In response to Stephen Crabb’s maiden speech as Secretary of State for Work and Pensions, Alison Garnham, Chief Executive, Child Poverty Action Group, said:
“This was a positive start from Stephen Crabb. We agree that DWP must treat people as human beings, living real lives, with all the change and complexity that involves. But a Government in the business of families must also look carefully at the impact its benefit cuts will have on families’ lives.
“The Secretary of State acknowledges that worklessness is now at an all-time low – the question he should now turn to is whether families are better off in work. In fact, almost two thirds of children in poverty having one or both parents in work. Universal Credit, which could have been a worthy tool for the ‘all-out assault on poverty’ that Crabb promises, has been crippled by repeated Treasury raids so that it will now leave people worse off than under the current system and ministers refuse to say what impact it will have on the number of people in poverty.

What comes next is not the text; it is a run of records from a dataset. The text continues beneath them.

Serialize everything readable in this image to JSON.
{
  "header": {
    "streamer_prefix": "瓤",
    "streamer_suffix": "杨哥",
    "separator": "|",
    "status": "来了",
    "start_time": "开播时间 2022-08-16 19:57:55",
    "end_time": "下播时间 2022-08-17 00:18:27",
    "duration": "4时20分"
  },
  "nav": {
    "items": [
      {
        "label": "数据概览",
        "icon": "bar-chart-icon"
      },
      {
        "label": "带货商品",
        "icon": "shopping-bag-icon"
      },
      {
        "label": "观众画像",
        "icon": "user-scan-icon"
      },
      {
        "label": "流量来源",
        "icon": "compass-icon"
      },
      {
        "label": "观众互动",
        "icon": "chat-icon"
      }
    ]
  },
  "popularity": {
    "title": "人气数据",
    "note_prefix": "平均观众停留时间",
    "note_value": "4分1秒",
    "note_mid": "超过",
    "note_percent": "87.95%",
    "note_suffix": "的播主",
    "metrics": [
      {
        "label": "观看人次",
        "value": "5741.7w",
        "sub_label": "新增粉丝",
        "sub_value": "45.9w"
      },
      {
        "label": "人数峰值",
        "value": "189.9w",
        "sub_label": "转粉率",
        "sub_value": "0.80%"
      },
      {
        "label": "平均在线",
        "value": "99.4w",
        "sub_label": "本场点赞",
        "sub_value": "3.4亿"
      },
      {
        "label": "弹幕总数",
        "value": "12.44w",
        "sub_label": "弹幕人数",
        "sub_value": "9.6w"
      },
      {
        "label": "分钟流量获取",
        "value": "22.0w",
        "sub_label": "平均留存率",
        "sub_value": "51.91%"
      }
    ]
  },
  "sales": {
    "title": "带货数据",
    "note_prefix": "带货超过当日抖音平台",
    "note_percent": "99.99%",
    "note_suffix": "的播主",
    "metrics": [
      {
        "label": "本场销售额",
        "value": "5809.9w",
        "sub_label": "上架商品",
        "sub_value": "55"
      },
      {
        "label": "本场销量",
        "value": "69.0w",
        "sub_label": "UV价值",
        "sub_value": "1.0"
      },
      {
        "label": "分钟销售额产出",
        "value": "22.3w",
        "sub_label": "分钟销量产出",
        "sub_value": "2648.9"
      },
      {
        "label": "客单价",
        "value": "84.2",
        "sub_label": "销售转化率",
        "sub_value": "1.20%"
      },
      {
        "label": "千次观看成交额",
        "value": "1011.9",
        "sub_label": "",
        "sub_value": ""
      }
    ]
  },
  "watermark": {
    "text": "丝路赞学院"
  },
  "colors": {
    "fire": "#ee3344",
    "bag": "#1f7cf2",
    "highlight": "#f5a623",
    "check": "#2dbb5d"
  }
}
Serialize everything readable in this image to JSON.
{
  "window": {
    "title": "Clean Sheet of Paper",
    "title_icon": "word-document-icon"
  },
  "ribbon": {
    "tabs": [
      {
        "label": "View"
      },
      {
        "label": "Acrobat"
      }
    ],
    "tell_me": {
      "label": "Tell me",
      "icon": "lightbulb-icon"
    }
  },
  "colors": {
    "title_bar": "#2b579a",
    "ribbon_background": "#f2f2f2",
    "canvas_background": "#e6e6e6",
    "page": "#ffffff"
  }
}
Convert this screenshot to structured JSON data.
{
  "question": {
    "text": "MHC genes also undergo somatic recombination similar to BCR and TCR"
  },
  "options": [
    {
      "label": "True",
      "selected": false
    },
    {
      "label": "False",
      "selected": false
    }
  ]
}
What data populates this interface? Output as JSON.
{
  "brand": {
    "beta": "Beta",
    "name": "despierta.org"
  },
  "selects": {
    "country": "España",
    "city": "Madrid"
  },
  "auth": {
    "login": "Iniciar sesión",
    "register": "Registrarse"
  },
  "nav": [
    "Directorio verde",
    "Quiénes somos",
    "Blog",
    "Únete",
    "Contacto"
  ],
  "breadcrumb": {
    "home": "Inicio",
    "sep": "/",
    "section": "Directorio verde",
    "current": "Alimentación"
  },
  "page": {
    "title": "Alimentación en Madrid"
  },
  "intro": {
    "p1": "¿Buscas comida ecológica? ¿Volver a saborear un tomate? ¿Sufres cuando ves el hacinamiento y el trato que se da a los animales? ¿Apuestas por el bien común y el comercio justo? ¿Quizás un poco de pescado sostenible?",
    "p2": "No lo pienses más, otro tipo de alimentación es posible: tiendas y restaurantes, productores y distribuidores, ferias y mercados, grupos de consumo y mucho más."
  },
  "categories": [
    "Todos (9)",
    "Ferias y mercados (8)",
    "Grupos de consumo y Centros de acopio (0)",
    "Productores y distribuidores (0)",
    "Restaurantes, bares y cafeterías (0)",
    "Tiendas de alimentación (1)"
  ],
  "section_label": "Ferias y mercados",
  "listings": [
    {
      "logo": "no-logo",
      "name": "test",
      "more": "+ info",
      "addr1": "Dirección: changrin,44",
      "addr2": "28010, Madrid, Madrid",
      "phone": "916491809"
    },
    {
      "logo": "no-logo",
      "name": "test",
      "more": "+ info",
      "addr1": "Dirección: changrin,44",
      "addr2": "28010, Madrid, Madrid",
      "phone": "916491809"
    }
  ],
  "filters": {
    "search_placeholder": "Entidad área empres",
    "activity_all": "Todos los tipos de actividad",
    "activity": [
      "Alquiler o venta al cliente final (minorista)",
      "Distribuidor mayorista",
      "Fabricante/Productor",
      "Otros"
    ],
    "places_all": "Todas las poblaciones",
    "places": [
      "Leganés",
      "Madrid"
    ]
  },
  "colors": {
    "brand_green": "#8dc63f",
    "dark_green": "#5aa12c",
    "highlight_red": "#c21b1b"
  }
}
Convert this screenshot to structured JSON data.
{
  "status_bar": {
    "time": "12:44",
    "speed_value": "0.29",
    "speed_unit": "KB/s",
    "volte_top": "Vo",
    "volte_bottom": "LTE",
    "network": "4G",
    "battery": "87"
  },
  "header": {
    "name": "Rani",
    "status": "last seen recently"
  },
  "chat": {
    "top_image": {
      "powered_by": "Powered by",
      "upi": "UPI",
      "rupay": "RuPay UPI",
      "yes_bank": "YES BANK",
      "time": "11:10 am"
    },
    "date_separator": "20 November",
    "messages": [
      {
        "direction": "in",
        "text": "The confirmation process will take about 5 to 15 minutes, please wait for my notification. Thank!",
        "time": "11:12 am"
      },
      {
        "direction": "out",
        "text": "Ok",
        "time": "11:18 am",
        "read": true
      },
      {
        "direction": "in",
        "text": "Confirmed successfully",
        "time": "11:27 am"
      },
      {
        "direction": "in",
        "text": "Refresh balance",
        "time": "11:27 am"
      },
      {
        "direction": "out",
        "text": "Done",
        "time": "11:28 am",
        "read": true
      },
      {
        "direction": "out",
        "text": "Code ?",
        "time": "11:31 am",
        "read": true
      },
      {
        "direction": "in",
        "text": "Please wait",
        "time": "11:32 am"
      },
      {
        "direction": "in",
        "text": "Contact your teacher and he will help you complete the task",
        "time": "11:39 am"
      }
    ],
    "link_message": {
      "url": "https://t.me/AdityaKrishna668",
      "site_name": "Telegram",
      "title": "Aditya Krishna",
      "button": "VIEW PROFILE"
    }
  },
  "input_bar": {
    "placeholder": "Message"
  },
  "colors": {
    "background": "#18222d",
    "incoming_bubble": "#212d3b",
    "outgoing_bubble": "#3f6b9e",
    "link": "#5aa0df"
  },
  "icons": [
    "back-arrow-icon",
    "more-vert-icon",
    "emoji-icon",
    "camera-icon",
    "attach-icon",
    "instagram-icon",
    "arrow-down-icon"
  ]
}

“What we now need is action to match the rhetoric – or else Stephen Crabb will be faced with the very real threat that this Government’s main social policy legacy could be the biggest rise in child poverty for a generation. The IFS projects child poverty will rise by half by 2020, from 2.3m to 3.6m children. A social security system that transforms lives is incomplete without a clear and adequately funded plan to tackle low pay, help parents with the costs of a child and to provide affordable homes.”